How to Raise the Dead: An Instructional Guide to Necromancy, as it wereThu 23 November 2023 by R.L. Dane
I got into a humorous discussion with a good "FediFriend" today about cloning and necromancy. The result of our rather bizarre conversation was that I would write an article on necromancy if he would write an article on cloning.
His resultant article was not at all what I thought it was going to be, as his planned comic "out" from the ridiculous challenge was to write on cloning disks using
dd. He instead put forth a fairly serious discussion on the issues and general misunderstandings regarding cloning mammals (human, or otherwise), which was a fun read.
Since I only have one way that I can realistically talk about Necromancy, I must proceed along the lines that are known to me:
Oh, Content Warning: This article talks about things from a Christian POV. Since I live in the Southern U.S., and have more experience with the Religious Right than I'd ever care to relive, I can understand how that may be annoying/disconcerting/triggering/hurtful to some. If that is you, I implore you to preserve our friendship by skipping this article. I honestly don't want to debate these points, as I will simply be presenting things based on my understanding, and what I have come to believe to be true.
Still here? Okay, let's talk about raising the dead!
My knowledge of world history is woefully lacking, but it is my understanding that many notable ancient historical and religious figures have claimed to cheat, defeat or even rule death.
The most notable example of this in the Western world (particularly the U.S. South) is Jesus, Christ. (I use a comma to denote the second word as a title, rather than a "last name," which wasn't a thing in the Middle East in the First Century, A.D.. Also, I use A.D. instead of C.E. because that's what Neil DeGrasse Tyson (not a Christian) uses. Email him. ;)
Without going into too much detail, Christians believe the Jesus of Nazareth was accused by religious authorities, executed by Roman authorities, and was raised to life again on the third day. Some groups get stuck on the phrase "the third day" as meaning 3 times 24 hours had passed, but that's a conversation for another time. Let it suffice to say that He is generally believed to have been crucified (executed) on Friday evening, and raised on Sunday morning of what's called "Passion Week," which corresponded to Passover some time around 30 A.D. Another note, I do use capital letters on pronouns referring to Christ.
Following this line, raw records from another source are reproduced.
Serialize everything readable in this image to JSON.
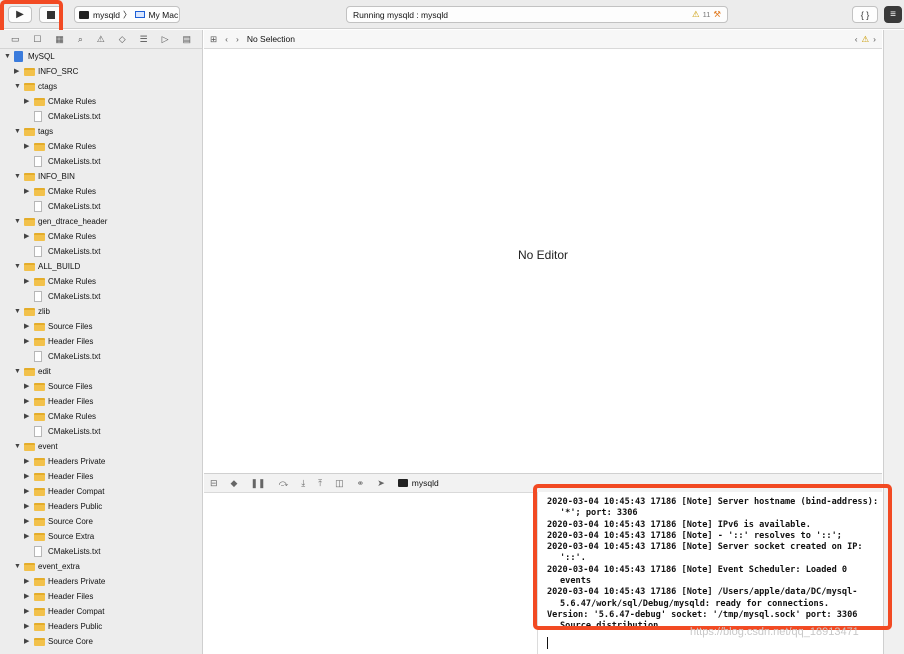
{
  "toolbar": {
    "scheme_name": "mysqld",
    "destination": "My Mac",
    "status_text": "Running mysqld : mysqld",
    "warning_count": "11",
    "library_label": "{ }"
  },
  "navigator": {
    "items": [
      {
        "label": "MySQL",
        "depth": 0,
        "kind": "project",
        "open": true
      },
      {
        "label": "INFO_SRC",
        "depth": 1,
        "kind": "folder",
        "open": false
      },
      {
        "label": "ctags",
        "depth": 1,
        "kind": "folder",
        "open": true
      },
      {
        "label": "CMake Rules",
        "depth": 2,
        "kind": "folder",
        "open": false
      },
      {
        "label": "CMakeLists.txt",
        "depth": 2,
        "kind": "file"
      },
      {
        "label": "tags",
        "depth": 1,
        "kind": "folder",
        "open": true
      },
      {
        "label": "CMake Rules",
        "depth": 2,
        "kind": "folder",
        "open": false
      },
      {
        "label": "CMakeLists.txt",
        "depth": 2,
        "kind": "file"
      },
      {
        "label": "INFO_BIN",
        "depth": 1,
        "kind": "folder",
        "open": true
      },
      {
        "label": "CMake Rules",
        "depth": 2,
        "kind": "folder",
        "open": false
      },
      {
        "label": "CMakeLists.txt",
        "depth": 2,
        "kind": "file"
      },
      {
        "label": "gen_dtrace_header",
        "depth": 1,
        "kind": "folder",
        "open": true
      },
      {
        "label": "CMake Rules",
        "depth": 2,
        "kind": "folder",
        "open": false
      },
      {
        "label": "CMakeLists.txt",
        "depth": 2,
        "kind": "file"
      },
      {
        "label": "ALL_BUILD",
        "depth": 1,
        "kind": "folder",
        "open": true
      },
      {
        "label": "CMake Rules",
        "depth": 2,
        "kind": "folder",
        "open": false
      },
      {
        "label": "CMakeLists.txt",
        "depth": 2,
        "kind": "file"
      },
      {
        "label": "zlib",
        "depth": 1,
        "kind": "folder",
        "open": true
      },
      {
        "label": "Source Files",
        "depth": 2,
        "kind": "folder",
        "open": false
      },
      {
        "label": "Header Files",
        "depth": 2,
        "kind": "folder",
        "open": false
      },
      {
        "label": "CMakeLists.txt",
        "depth": 2,
        "kind": "file"
      },
      {
        "label": "edit",
        "depth": 1,
        "kind": "folder",
        "open": true
      },
      {
        "label": "Source Files",
        "depth": 2,
        "kind": "folder",
        "open": false
      },
      {
        "label": "Header Files",
        "depth": 2,
        "kind": "folder",
        "open": false
      },
      {
        "label": "CMake Rules",
        "depth": 2,
        "kind": "folder",
        "open": false
      },
      {
        "label": "CMakeLists.txt",
        "depth": 2,
        "kind": "file"
      },
      {
        "label": "event",
        "depth": 1,
        "kind": "folder",
        "open": true
      },
      {
        "label": "Headers Private",
        "depth": 2,
        "kind": "folder",
        "open": false
      },
      {
        "label": "Header Files",
        "depth": 2,
        "kind": "folder",
        "open": false
      },
      {
        "label": "Header Compat",
        "depth": 2,
        "kind": "folder",
        "open": false
      },
      {
        "label": "Headers Public",
        "depth": 2,
        "kind": "folder",
        "open": false
      },
      {
        "label": "Source Core",
        "depth": 2,
        "kind": "folder",
        "open": false
      },
      {
        "label": "Source Extra",
        "depth": 2,
        "kind": "folder",
        "open": false
      },
      {
        "label": "CMakeLists.txt",
        "depth": 2,
        "kind": "file"
      },
      {
        "label": "event_extra",
        "depth": 1,
        "kind": "folder",
        "open": true
      },
      {
        "label": "Headers Private",
        "depth": 2,
        "kind": "folder",
        "open": false
      },
      {
        "label": "Header Files",
        "depth": 2,
        "kind": "folder",
        "open": false
      },
      {
        "label": "Header Compat",
        "depth": 2,
        "kind": "folder",
        "open": false
      },
      {
        "label": "Headers Public",
        "depth": 2,
        "kind": "folder",
        "open": false
      },
      {
        "label": "Source Core",
        "depth": 2,
        "kind": "folder",
        "open": false
      }
    ]
  },
  "editor": {
    "jump_bar_text": "No Selection",
    "placeholder": "No Editor"
  },
  "debug_bar": {
    "process_name": "mysqld"
  },
  "console": {
    "lines": [
      "2020-03-04 10:45:43 17186 [Note] Server hostname (bind-address): '*'; port: 3306",
      "2020-03-04 10:45:43 17186 [Note] IPv6 is available.",
      "2020-03-04 10:45:43 17186 [Note]   - '::' resolves to '::';",
      "2020-03-04 10:45:43 17186 [Note] Server socket created on IP: '::'.",
      "2020-03-04 10:45:43 17186 [Note] Event Scheduler: Loaded 0 events",
      "2020-03-04 10:45:43 17186 [Note] /Users/apple/data/DC/mysql-5.6.47/work/sql/Debug/mysqld: ready for connections.",
      "Version: '5.6.47-debug'  socket: '/tmp/mysql.sock'  port: 3306  Source distribution"
    ]
  },
  "watermark": "https://blog.csdn.net/qq_18913471",
  "colors": {
    "highlight": "#f24a23",
    "folder": "#f2c14b",
    "accent": "#3a7bdc",
    "warning": "#c99a00"
  }
}
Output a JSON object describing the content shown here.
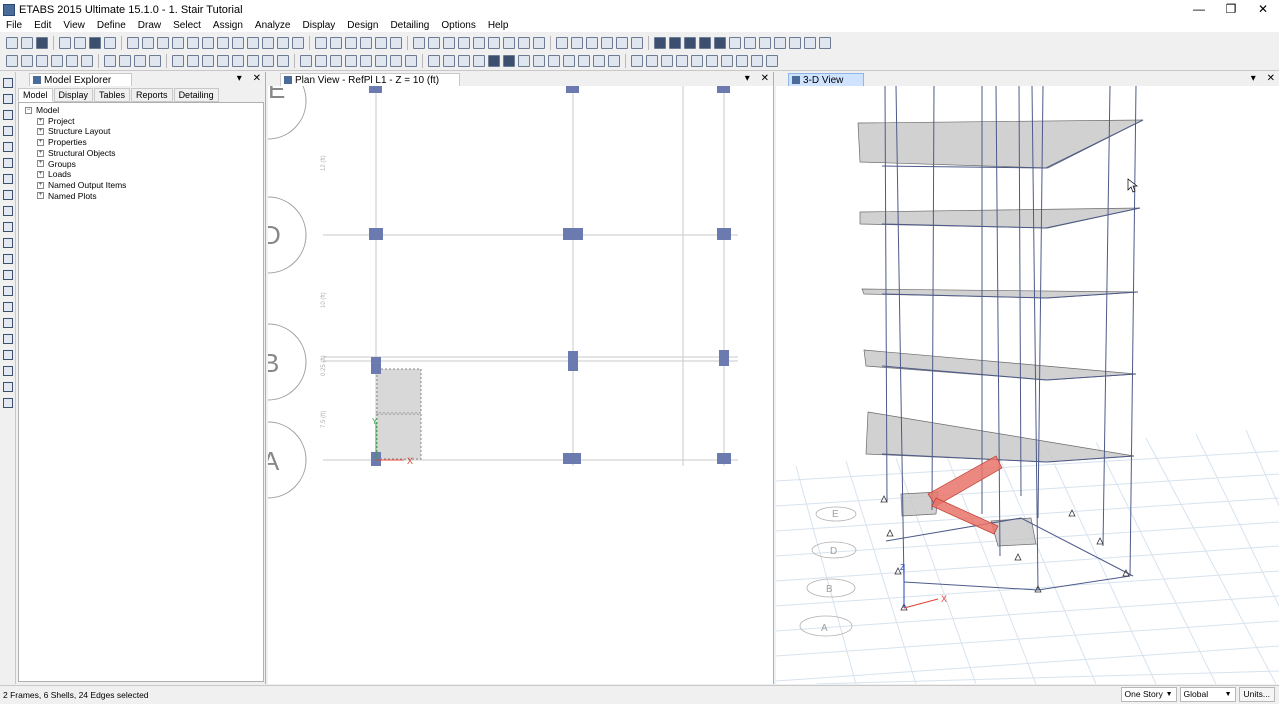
{
  "window": {
    "title": "ETABS 2015 Ultimate 15.1.0 - 1. Stair Tutorial",
    "minimize_glyph": "—",
    "restore_glyph": "❐",
    "close_glyph": "✕"
  },
  "menu": [
    "File",
    "Edit",
    "View",
    "Define",
    "Draw",
    "Select",
    "Assign",
    "Analyze",
    "Display",
    "Design",
    "Detailing",
    "Options",
    "Help"
  ],
  "explorer": {
    "title": "Model Explorer",
    "pin_glyph": "▾",
    "close_glyph": "✕",
    "tabs": [
      "Model",
      "Display",
      "Tables",
      "Reports",
      "Detailing"
    ],
    "root": "Model",
    "items": [
      "Project",
      "Structure Layout",
      "Properties",
      "Structural Objects",
      "Groups",
      "Loads",
      "Named Output Items",
      "Named Plots"
    ]
  },
  "plan_view": {
    "title": "Plan View - RefPl L1 - Z = 10 (ft)",
    "grid_bubbles": [
      "E",
      "D",
      "B",
      "A"
    ],
    "dims": [
      "12 (ft)",
      "10 (ft)",
      "0.25 (ft)",
      "7.5 (ft)"
    ],
    "axis_x": "X",
    "axis_y": "Y"
  },
  "view_3d": {
    "title": "3-D View",
    "axis_x": "X",
    "axis_z": "Z",
    "grid_bubbles": [
      "E",
      "D",
      "B",
      "A"
    ]
  },
  "status": {
    "text": "2 Frames, 6 Shells, 24 Edges selected",
    "story": "One Story",
    "coord": "Global",
    "units": "Units..."
  },
  "colors": {
    "frame": "#4d5a8a",
    "column": "#6b7bb0",
    "slab": "#c6c6c6",
    "stair": "#e8736a",
    "grid": "#d7e3ee"
  }
}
It is an aging and somewhat fading tradition of pious references to the person of Christ, similarly to how some religious groups believe that they must make pronouncement of peace upon a person each time that person is mentioned. Moving on again...
I must now admit something that will surprise exactly no one: I do not actually know how to physically raise a person from the dead. I do believe it happened to the person of Christ, and I do believe that the examples in Scripture are factual (I know, dear skeptics, don't get triggered on me now. You've come this far, just walk with me a bit more). I also believe that it may be possible that some people unknown to the general public may have been raised from death in the centuries since then by persons of extraordinary faith, but with neither the ability to verify those events, nor the need to disprove them, I shall leave them alone.
So. What kind of necromancy do I wish to speak on?
Why, the most delightful kind: autonecromancy, or in plainer words: "The raising of oneself from the dead."
"What foolish talk is that," I hear you grunt. Well! Well. It is, of course an analogy, but I dare say a powerful one. Firstly, how can one be dead, and cognizant of that (and cognizant enough to do something about it?) That is the realm of self-awareness. When you can stop the normal repetitive, self-propagating cycles of life long enough to take stock of who you are and where your life is going, and you realize that you're dead — I do not mean this in the strict biblical sense of being "dead in sin," although that is certainly the gravest sort of "living death." But rather, a general awareness of not living to your potential - realizing that you are more and meant to be more than what you're currently living out.
It is to this kind of living-death that autonecromancy, or "raising oneself from the dead" is the answer. This comes by an embracing of Divine Truth, or barring that concept, at least, Sublime Truth. It is discovering something critical that brings about a radical shift in both belief and praxis: the way you live out your life.
One of my favorite memories from my brief time studying philosophy as an undergrad was a discussion of the "folk etymology" of "ἀλήθεια" / "alḗtheia," the Greek word for "truth."
This "folk etymology" went along these lines: the prefix "a-" signifies negation, and "lḗtheia" refers to the river Lethe in Greek mythology where the souls of the dead (not relevant in the greater context of this article) went to forget their past lives.
Therefore, the Greek word for "truth" supposedly (but not actually) means "un-forgetting." There is an aspect of un-forgetting in the discovery of the truth: as a kind of unlocking the truth hidden in plain sight, and a restoration of the understanding of Truth.
It is in earnest repentance (or "un-forgetting" the greater truth of our life) that we discover the power to be reborn (particularly, but not solely in the John 3:3 religious sense).
This is something I have experienced many, many times in life: sometimes as a gradual progression through meditation and study, and sometimes as an utterly shocking and sudden revealing (un-forgetting) that elicited immediate tears and intense emotion, completely out of the blue.
Autonecromancy is a very real thing, and indeed a consummation devoutly to be wish'd.